RALEIGH, N.C. — With NCUA mandating last year that all federally insured CUs with assets of $10 billion or more begin "stress tests" this year, State Employees' CU (SECU) here has published results of its own internal stress testing.
SECU used Federal Reserve Bank stress test macro-economic model assumptions from September 2014 as a guide in its stress testing, the same scenarios used by the largest U.S. banks and NCUA. Under these variables, capital must remain above 5% over a nine-quarter projection, even under the "severely adverse" scenario.
Moody's Analytics also created six unique credit loss models for SECU, and the results of all tests showed that the credit union is strongly capitalized and can withstand even a "severely adverse" environment.

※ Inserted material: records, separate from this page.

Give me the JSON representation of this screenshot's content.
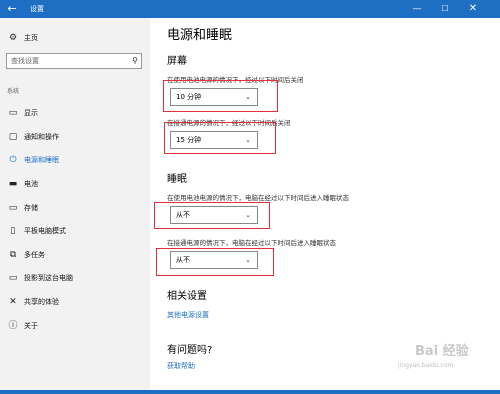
{
  "window": {
    "title": "设置",
    "back": "←",
    "minimize": "—",
    "maximize": "☐",
    "close": "✕"
  },
  "sidebar": {
    "home_label": "主页",
    "search_placeholder": "查找设置",
    "group_label": "系统",
    "items": [
      {
        "label": "显示",
        "icon": "display-icon"
      },
      {
        "label": "通知和操作",
        "icon": "notification-icon"
      },
      {
        "label": "电源和睡眠",
        "icon": "power-icon"
      },
      {
        "label": "电池",
        "icon": "battery-icon"
      },
      {
        "label": "存储",
        "icon": "storage-icon"
      },
      {
        "label": "平板电脑模式",
        "icon": "tablet-icon"
      },
      {
        "label": "多任务",
        "icon": "multitask-icon"
      },
      {
        "label": "投影到这台电脑",
        "icon": "project-icon"
      },
      {
        "label": "共享的体验",
        "icon": "share-icon"
      },
      {
        "label": "关于",
        "icon": "info-icon"
      }
    ]
  },
  "main": {
    "title": "电源和睡眠",
    "screen": {
      "heading": "屏幕",
      "battery_desc": "在使用电池电源的情况下，经过以下时间后关闭",
      "battery_value": "10 分钟",
      "plugged_desc": "在接通电源的情况下，经过以下时间后关闭",
      "plugged_value": "15 分钟"
    },
    "sleep": {
      "heading": "睡眠",
      "battery_desc": "在使用电池电源的情况下，电脑在经过以下时间后进入睡眠状态",
      "battery_value": "从不",
      "plugged_desc": "在接通电源的情况下，电脑在经过以下时间后进入睡眠状态",
      "plugged_value": "从不"
    },
    "related": {
      "heading": "相关设置",
      "link": "其他电源设置"
    },
    "help": {
      "heading": "有问题吗?",
      "link": "获取帮助"
    },
    "chevron": "⌄"
  },
  "watermark": {
    "brand": "Bai 经验",
    "sub": "jingyan.baidu.com"
  },
  "colors": {
    "accent": "#1e6fc4",
    "highlight": "#e0313a",
    "sidebar_bg": "#f2f2f2"
  }
}
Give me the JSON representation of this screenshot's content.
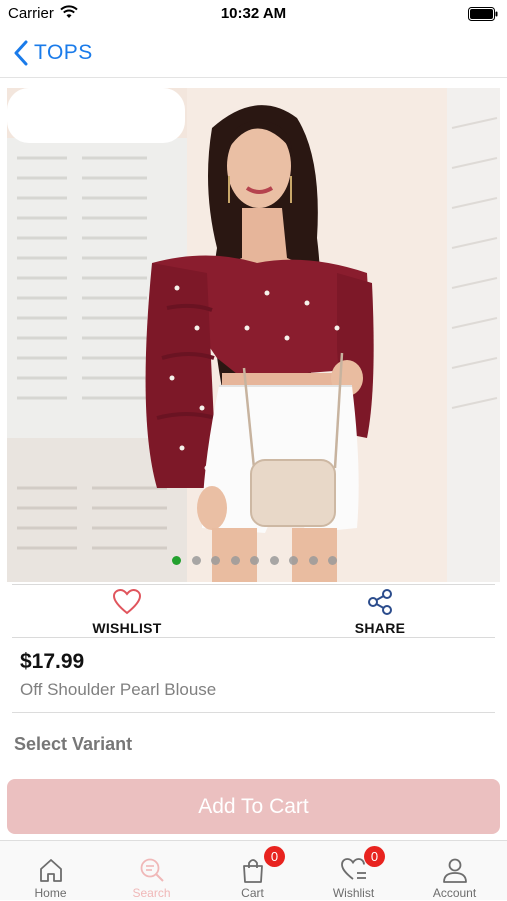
{
  "status_bar": {
    "carrier": "Carrier",
    "time": "10:32 AM"
  },
  "nav": {
    "back_label": "TOPS"
  },
  "gallery": {
    "image_count": 9,
    "active_index": 0
  },
  "actions": {
    "wishlist_label": "WISHLIST",
    "share_label": "SHARE"
  },
  "product": {
    "price": "$17.99",
    "name": "Off Shoulder Pearl Blouse"
  },
  "variant": {
    "title": "Select Variant"
  },
  "cart_button": {
    "label": "Add To Cart"
  },
  "tab_bar": {
    "tabs": [
      {
        "label": "Home",
        "icon": "home-icon"
      },
      {
        "label": "Search",
        "icon": "search-icon"
      },
      {
        "label": "Cart",
        "icon": "cart-icon",
        "badge": "0"
      },
      {
        "label": "Wishlist",
        "icon": "wishlist-icon",
        "badge": "0"
      },
      {
        "label": "Account",
        "icon": "account-icon"
      }
    ],
    "active": "Search"
  },
  "colors": {
    "accent": "#1a7bea",
    "button": "#ebc0c0",
    "badge": "#e8231f",
    "active_dot": "#23a12f",
    "blouse": "#8a1d2e"
  }
}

"Results of applying large bank 'stress tests' to SECU balance sheets reflect that our Credit Union's capital levels currently exceed the capital requirements imposed on large banks," SECU CFO Mike Lord said in a statement. "The voluntary publication of our internal stress test results provides assurance to the member-owners of SECU of our ability to withstand severe economic conditions similar to those experienced in our country over the past 5+ years."

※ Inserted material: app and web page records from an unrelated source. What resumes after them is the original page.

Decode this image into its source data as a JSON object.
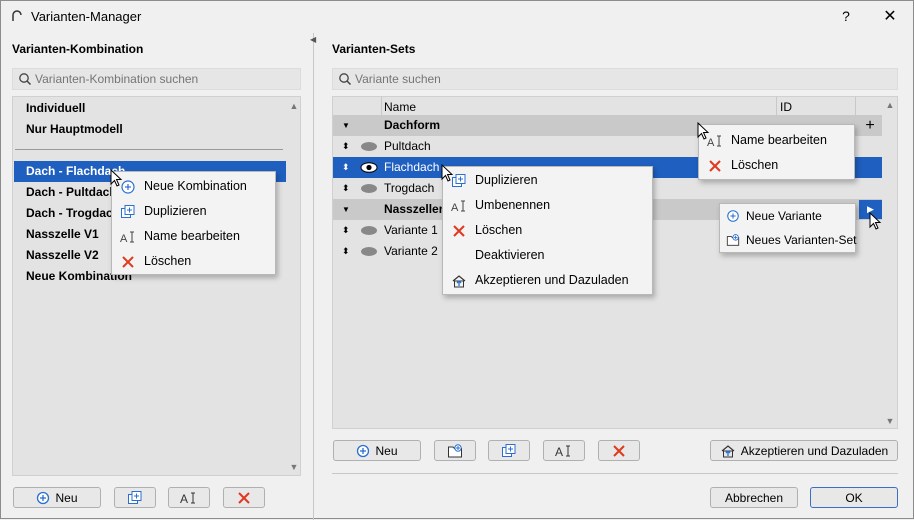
{
  "window": {
    "title": "Varianten-Manager",
    "help": "?",
    "close": "✕"
  },
  "left": {
    "title": "Varianten-Kombination",
    "search_placeholder": "Varianten-Kombination suchen",
    "items_top": [
      "Individuell",
      "Nur Hauptmodell"
    ],
    "items": [
      "Dach - Flachdach",
      "Dach - Pultdach",
      "Dach - Trogdach",
      "Nasszelle V1",
      "Nasszelle V2",
      "Neue Kombination"
    ],
    "buttons": {
      "new": "Neu"
    },
    "context_menu": [
      "Neue Kombination",
      "Duplizieren",
      "Name bearbeiten",
      "Löschen"
    ]
  },
  "right": {
    "title": "Varianten-Sets",
    "search_placeholder": "Variante suchen",
    "columns": {
      "name": "Name",
      "id": "ID"
    },
    "rows": [
      {
        "label": "Dachform",
        "type": "group"
      },
      {
        "label": "Pultdach",
        "type": "item"
      },
      {
        "label": "Flachdach",
        "type": "item-selected"
      },
      {
        "label": "Trogdach",
        "type": "item"
      },
      {
        "label": "Nasszellen",
        "type": "group"
      },
      {
        "label": "Variante 1",
        "type": "item"
      },
      {
        "label": "Variante 2",
        "type": "item"
      }
    ],
    "add_symbol": "+",
    "buttons": {
      "new": "Neu",
      "accept": "Akzeptieren und Dazuladen"
    },
    "context_menu": [
      "Duplizieren",
      "Umbenennen",
      "Löschen",
      "Deaktivieren",
      "Akzeptieren und Dazuladen"
    ],
    "group_menu": [
      "Name bearbeiten",
      "Löschen"
    ],
    "add_menu": [
      "Neue Variante",
      "Neues Varianten-Set"
    ]
  },
  "footer": {
    "cancel": "Abbrechen",
    "ok": "OK"
  },
  "colors": {
    "selection": "#1f5fbf",
    "delete_red": "#e03a1e",
    "icon_blue": "#2a6fd1"
  }
}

Lord added that the CU has also conducted capital comparisons using FDIC and BASEL standards applied to U.S. banks, showing that the credit union already exceeds proposed capital requirements it must meet by 2019.

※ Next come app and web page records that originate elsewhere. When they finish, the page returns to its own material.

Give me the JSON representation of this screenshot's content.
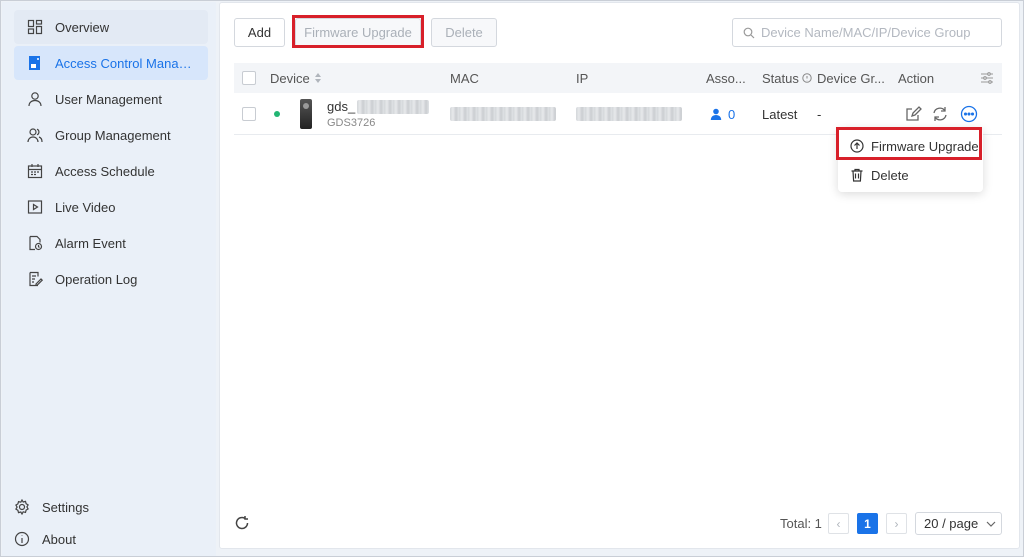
{
  "sidebar": {
    "items": [
      {
        "label": "Overview",
        "icon": "dashboard-grid-icon"
      },
      {
        "label": "Access Control Manag...",
        "icon": "access-control-icon"
      },
      {
        "label": "User Management",
        "icon": "user-icon"
      },
      {
        "label": "Group Management",
        "icon": "group-icon"
      },
      {
        "label": "Access Schedule",
        "icon": "calendar-icon"
      },
      {
        "label": "Live Video",
        "icon": "video-icon"
      },
      {
        "label": "Alarm Event",
        "icon": "alarm-event-icon"
      },
      {
        "label": "Operation Log",
        "icon": "log-icon"
      }
    ],
    "bottom": [
      {
        "label": "Settings",
        "icon": "gear-icon"
      },
      {
        "label": "About",
        "icon": "info-icon"
      }
    ]
  },
  "toolbar": {
    "add_label": "Add",
    "firmware_upgrade_label": "Firmware Upgrade",
    "delete_label": "Delete"
  },
  "search": {
    "placeholder": "Device Name/MAC/IP/Device Group"
  },
  "table": {
    "columns": [
      "Device",
      "MAC",
      "IP",
      "Asso...",
      "Status",
      "Device Gr...",
      "Action"
    ],
    "rows": [
      {
        "name": "gds_",
        "model": "GDS3726",
        "associated_users": "0",
        "status": "Latest",
        "device_group": "-"
      }
    ]
  },
  "dropdown_menu": {
    "items": [
      {
        "label": "Firmware Upgrade",
        "icon": "upload-icon"
      },
      {
        "label": "Delete",
        "icon": "trash-icon"
      }
    ]
  },
  "pagination": {
    "total_label": "Total: 1",
    "current_page": "1",
    "page_size": "20 / page"
  },
  "colors": {
    "accent": "#1a73e8",
    "online": "#22b573",
    "highlight": "#d8202a"
  }
}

"A strong capital and liquidity foundation are key elements of a safe and sound financial institution," he said. "We are pleased with our positive results in these new capital/stress test exercises."